The UK government should cut its recommendation for sugar intake in half, advisers on the Scientific Advisory Committee on Nutrition (SACN) said today (26 June).
The scientific body, which feeds into UK government agency Public Health England (PHE), said the country’s population should lower the consumption of added sugar to around 5% of the daily dietary energy intake. That is a total of around 25g of added sugar for women and 35g for men.
The UK government’s current advice recommends free sugars can account for as much as 10% of energy intake.
PHE responded by stressing sugar reduction is a “key focus” in the UK’s public health policy. The body issued a report of its own, Sugar Reduction: responding to the challenge.
Addressing a press briefing in London, Dr Alison Tedstone, PHE director of diet and obesity and chief nutritionist, said the body is “very concerned about sugar intake in England”.

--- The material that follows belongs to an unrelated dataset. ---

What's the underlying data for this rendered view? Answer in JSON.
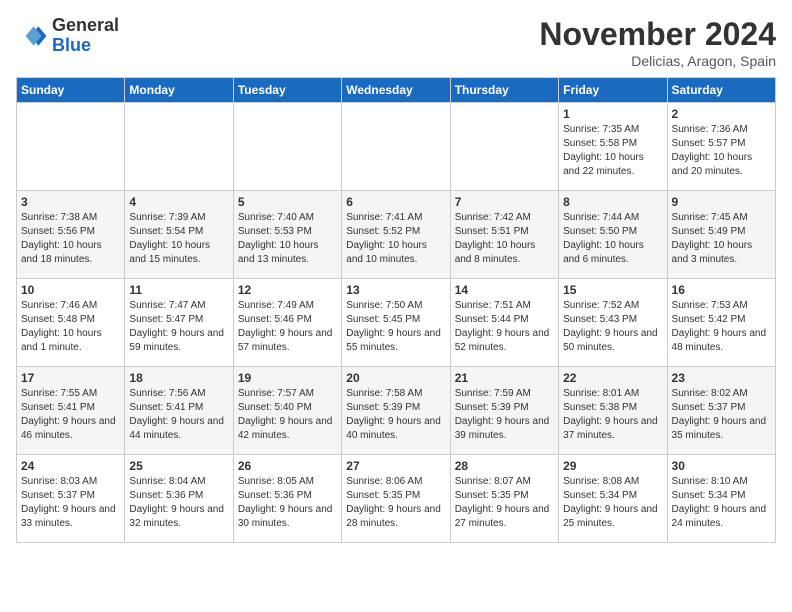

She told journalists: “If you look at the dietary data, you see every population group in England is exceeding current guidelines… adolescents by more than 50% [on average]… Over the last five years, intakes have not changed. There have been no improvements.”
PHE launched a digital campaign promoting lower sugar intake this morning. It is also examining the effectiveness of different policies that can be used to cut national sugar consumption, including the performance of sugar taxes introduced in other countries, such as Mexico and France.
For a more detailed look at the future possibilities for public health policy on sugar in the UK, click here.